The story of the classic British motorcycle from the mighty Triumph to the venerable Vincent
In the modern era, mass-produced motorcycles tend to be Japanese, with the "big four" manufacturers dominating the market. It wasn't always so. Until the 1950s, even into the 1960s, British makers ruled the roost, names such as Scott, Rudge, BSA, Norton, and the mighty Triumph. There were many others now remembered by enthusiasts. These were the companies which developed the motorbike from its earliest beginnings as little more than a bicycle with a tiny engine and made it the fast, powerful and exciting machine we recognize today. This is the story of those British machines and their development, even the story of some who rode them. Within this story may perhaps be discerned some of the reasons for their demise, but this is primarily a story of success.

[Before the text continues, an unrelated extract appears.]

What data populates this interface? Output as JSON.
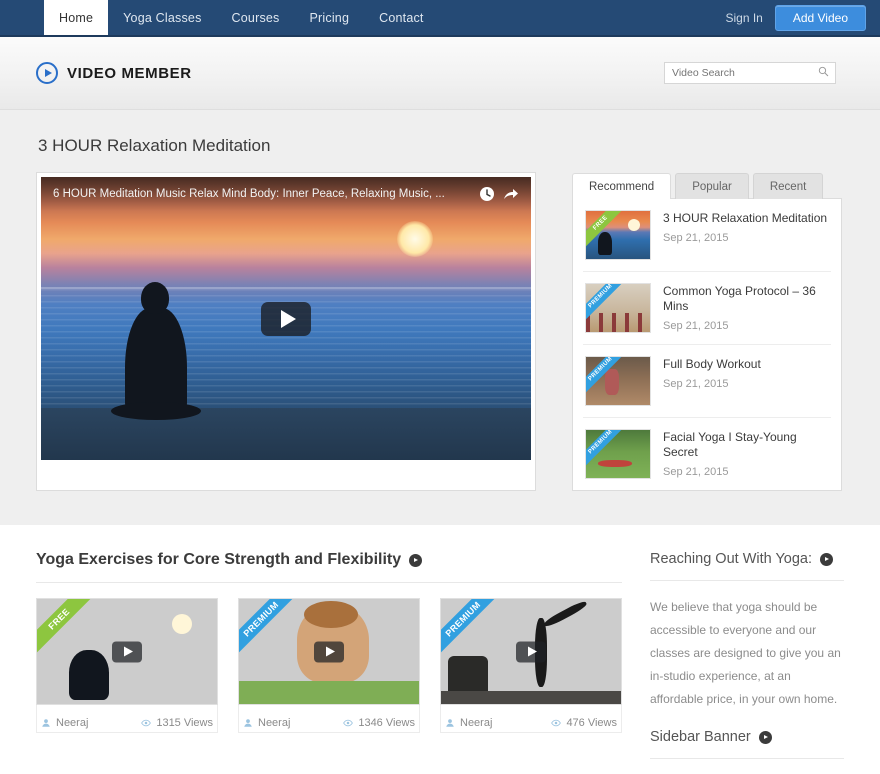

The failures, such as they were, certainly did not arise from any lack of engineering excellence.
About the Author
Colin Jackson is the author of "Classic British Motorcycles" and "Slot Car Racing." He is a qualified race marshal and acts in this role for both the TT and Grand Prix events in the Isle of Man, spending approximately one month on the island each year.